Transportation Safety Newsletter, December 2020

Having trouble viewing this email? View it as a Web page.

December 2020

Driving in the Rain

Driver behind the wheel with windshield wipers on during the rain

Our dark and rainy season has arrived. For some people, driving in the rain, especially in the dark, is anxiety producing. Rain can limit visibility of hazards on the road and increase your stopping distance. But being behind the wheel and a rain-covered windshield doesn’t have to be a nerve-racking experience. Our partners at Lincoln County Sheriff's Office offer some tips for driving in a downpour:

  1. Focus. We are all guilty of driving out of habit. So as a reminder, when it rains, we often need to adjust our thinking. When conditions are less than ideal, stay alert and focused on what’s going on around you.
  2. Turn on your headlights. It’s the law in every state to turn on headlights when visibility is low. Well-working wipers and relatively new (not threadbare) tires are also must-haves when driving in rain.
  3. Beware of hydroplaning. That’s what occurs when your tires are getting more traction on the layer of water on the road than on the road itself—the result is that your car begins to slide uncontrollably. It’s easy enough to hydroplane: All you need is one-twelfth of an inch of rain on the road and a speed of more than 35 miles per hour. If you start to hydroplane, let off the accelerator slowly and steer straight until you regain control.
  4. Turn off cruise control. Ironically, on rain- or snow-slick surfaces, cruise control may cause you to lose control. You might think it’ll help you stay at one steady speed, but if you hydroplane while you’re in cruise control, your car will actually go faster.
  5. Slow down. Speed limits are designed for ideal conditions – that means driving when you have little traffic and good visibility. That’s hardly the environment you’re driving in when it’s raining, so let up on the accelerator and allow more time to get to your destination.

Get real-time road conditions, traffic and weather information, chain requirements, view 400+ cameras, and more on

'Tis the season to drive sober. FA LA LA LA LA, LA LA LA LA. (NHTSA: Drive Sober or Get Pulled Over)

Drive Safely This Holiday Season

The holiday season is known for being merry and bright. Unfortunately, instances of drunk driving increase during the holidays as more people attend parties and festivities and then drive home.

One person was killed in a drunk-driving crash every 50 minutes in the U.S. during 2018.

Plan ahead to designate a sober driver before you ever head out to the holiday festivities. Wishing you and your family a safe and healthy holiday season!

"I'm feeling nervous about driving." "Let's talk about it." Two people sitting at a table. Two coffee mugs, keys, notepad.

Aging Driver Awareness

With age comes wisdom. But the older we get, the more conditions arise that may affect our ability to drive safely. Whether it’s you, a loved one, or someone in your care, it’s important to keep track of changes, including vision, medications, physical limitations, and reaction time.

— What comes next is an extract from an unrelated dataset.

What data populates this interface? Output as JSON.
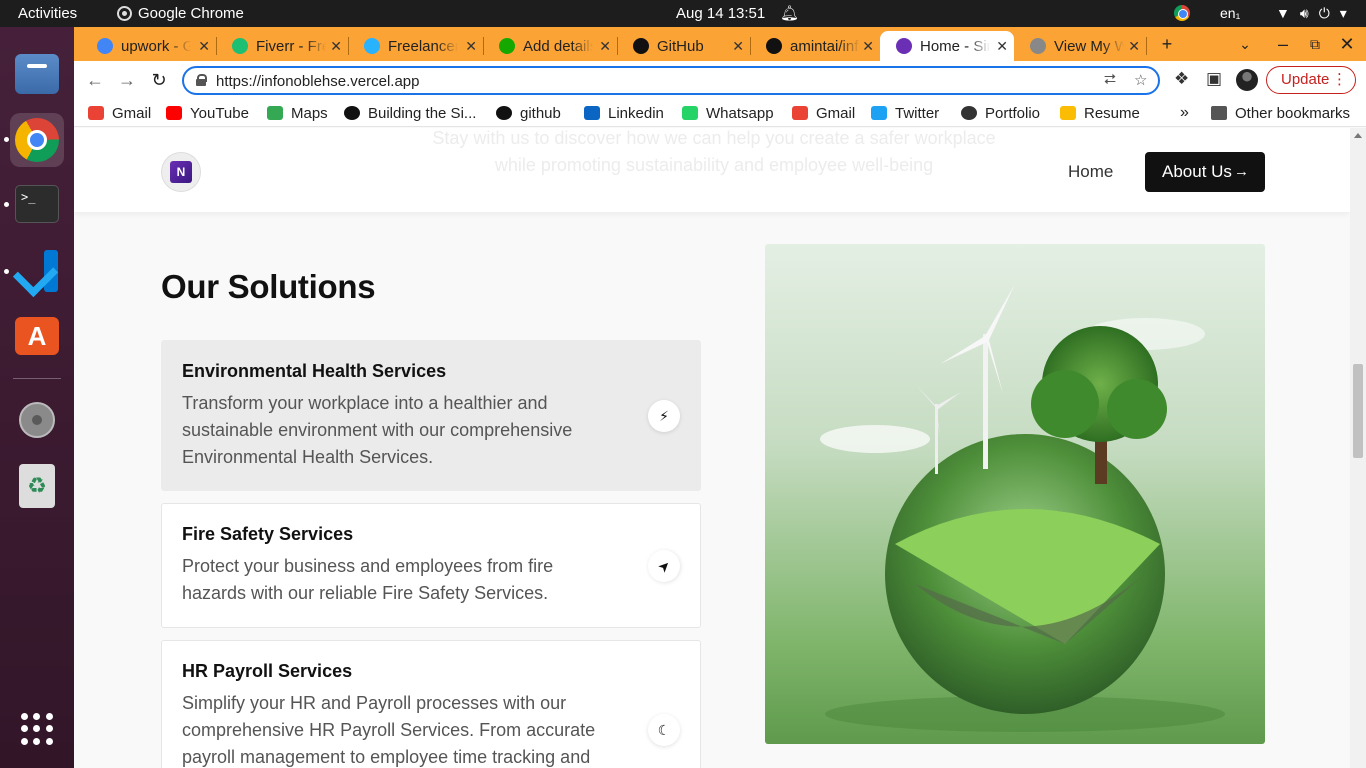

Everyone is different, but there are some signs to look for and guidelines to keep. Having these discussions and making these decisions can be difficult, but they also keep people – including the people we care about most – safe.

Read More

Winter plow clearing a snowy road with trees along the side.

Are You Winter Ready?

In Oregon, we know life doesn’t stop just because it’s raining or snowing, but there are things we can do to keep ourselves and others safe when we’re out and about. Visit our Winter Driving Tips website for more information and the “Winter Driving Guide.” Check road conditions on your route before you go at so you arrive safely at your destination!

Read More

Closeup of winter tires on snowy road

Why You Need Winter Tires

What exactly is the difference between summer tires, all-season tires, and winter tires? The type of tire you choose depends on where you live and how often you experience low temperatures and snowy conditions. All-season tires offer good traction in most conditions, but in below 40-degree temperatures winter tires offer better traction.

Read More

Video: Mom smiling and standing in doorway. Teen jumping for joy.

Sign Up for Driver Ed

Give your teen a reason to celebrate – no drive test at the DMV! And ODOT-approved driver ed is the best way to make teens better and safer drivers. Stress less. Save more. And let the pros handle it.

Read More


Tripcheck logo

Contact us at ODOT Safety Division

Order free safety brochures, posters, and more

Oregon crash data

National traffic safety information

Oregon Impact newsletter

Transportation safety newsletter archives


Plan your trip: road conditions and travel information 24/7: or dial 511.